*** Opening of PROVIDED INFORMATION ***

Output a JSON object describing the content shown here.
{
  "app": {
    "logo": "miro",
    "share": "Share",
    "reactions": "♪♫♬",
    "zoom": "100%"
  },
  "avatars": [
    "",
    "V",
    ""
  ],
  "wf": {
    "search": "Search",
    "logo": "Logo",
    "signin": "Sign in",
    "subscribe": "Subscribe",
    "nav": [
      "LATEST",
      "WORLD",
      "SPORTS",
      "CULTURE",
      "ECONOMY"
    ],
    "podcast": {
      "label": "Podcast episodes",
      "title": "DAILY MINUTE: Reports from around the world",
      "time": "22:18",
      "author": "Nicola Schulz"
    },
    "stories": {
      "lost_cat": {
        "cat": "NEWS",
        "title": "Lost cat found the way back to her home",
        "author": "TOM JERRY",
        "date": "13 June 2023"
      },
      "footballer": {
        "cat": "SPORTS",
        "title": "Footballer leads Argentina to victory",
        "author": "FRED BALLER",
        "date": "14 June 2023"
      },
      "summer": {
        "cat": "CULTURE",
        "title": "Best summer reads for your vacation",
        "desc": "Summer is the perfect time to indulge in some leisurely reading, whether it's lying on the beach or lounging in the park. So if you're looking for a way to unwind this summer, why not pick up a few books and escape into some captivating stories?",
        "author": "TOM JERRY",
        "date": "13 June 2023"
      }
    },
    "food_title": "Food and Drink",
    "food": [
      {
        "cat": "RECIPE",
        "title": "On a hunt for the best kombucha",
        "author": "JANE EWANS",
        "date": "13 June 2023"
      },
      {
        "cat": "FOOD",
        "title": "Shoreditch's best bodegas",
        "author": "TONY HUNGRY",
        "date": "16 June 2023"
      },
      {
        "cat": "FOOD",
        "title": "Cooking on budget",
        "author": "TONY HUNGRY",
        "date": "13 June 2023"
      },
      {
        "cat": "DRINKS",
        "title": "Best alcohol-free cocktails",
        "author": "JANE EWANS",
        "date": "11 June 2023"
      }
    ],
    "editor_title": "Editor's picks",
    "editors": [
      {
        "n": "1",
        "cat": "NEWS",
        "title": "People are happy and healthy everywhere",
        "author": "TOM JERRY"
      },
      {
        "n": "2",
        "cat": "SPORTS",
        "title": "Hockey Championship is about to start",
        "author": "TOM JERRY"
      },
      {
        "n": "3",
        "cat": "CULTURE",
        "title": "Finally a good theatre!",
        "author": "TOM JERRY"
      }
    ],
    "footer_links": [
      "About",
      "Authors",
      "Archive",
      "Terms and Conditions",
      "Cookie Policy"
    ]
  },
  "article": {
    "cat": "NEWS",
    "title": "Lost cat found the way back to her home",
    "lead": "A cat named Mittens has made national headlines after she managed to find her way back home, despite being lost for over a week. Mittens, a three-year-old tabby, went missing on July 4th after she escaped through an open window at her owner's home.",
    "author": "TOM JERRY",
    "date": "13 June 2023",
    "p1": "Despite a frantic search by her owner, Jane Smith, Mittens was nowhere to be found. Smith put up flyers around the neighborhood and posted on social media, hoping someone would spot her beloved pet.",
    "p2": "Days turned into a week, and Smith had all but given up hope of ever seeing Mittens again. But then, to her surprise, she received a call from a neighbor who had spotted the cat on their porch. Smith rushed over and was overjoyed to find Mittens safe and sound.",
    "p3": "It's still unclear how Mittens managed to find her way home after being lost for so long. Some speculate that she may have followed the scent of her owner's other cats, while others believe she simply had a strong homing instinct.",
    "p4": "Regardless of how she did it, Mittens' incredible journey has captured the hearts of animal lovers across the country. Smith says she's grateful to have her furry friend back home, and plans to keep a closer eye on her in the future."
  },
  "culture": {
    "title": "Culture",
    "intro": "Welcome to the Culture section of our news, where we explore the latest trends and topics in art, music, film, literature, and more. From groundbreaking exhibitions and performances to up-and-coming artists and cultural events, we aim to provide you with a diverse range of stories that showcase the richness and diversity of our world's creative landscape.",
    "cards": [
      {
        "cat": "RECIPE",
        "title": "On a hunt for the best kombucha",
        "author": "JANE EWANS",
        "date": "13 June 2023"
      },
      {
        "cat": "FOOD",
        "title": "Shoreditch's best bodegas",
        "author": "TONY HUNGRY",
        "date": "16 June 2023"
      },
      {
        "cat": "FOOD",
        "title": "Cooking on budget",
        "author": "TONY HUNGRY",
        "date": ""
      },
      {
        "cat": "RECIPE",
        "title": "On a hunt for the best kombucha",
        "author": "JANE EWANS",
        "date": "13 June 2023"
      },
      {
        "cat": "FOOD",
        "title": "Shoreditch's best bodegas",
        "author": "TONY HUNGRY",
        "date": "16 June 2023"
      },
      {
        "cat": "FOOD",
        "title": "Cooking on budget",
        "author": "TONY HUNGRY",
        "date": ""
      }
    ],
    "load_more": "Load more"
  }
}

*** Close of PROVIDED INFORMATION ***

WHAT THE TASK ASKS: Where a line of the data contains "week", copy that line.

RESULT:
    "lead": "A cat named Mittens has made national headlines after she managed to find her way back home, despite being lost for over a week. Mittens, a three-year-old tabby, went missing on July 4th after she escaped through an open window at her owner's home.",
    "p2": "Days turned into a week, and Smith had all but given up hope of ever seeing Mittens again. But then, to her surprise, she received a call from a neighbor who had spotted the cat on their porch. Smith rushed over and was overjoyed to find Mittens safe and sound.",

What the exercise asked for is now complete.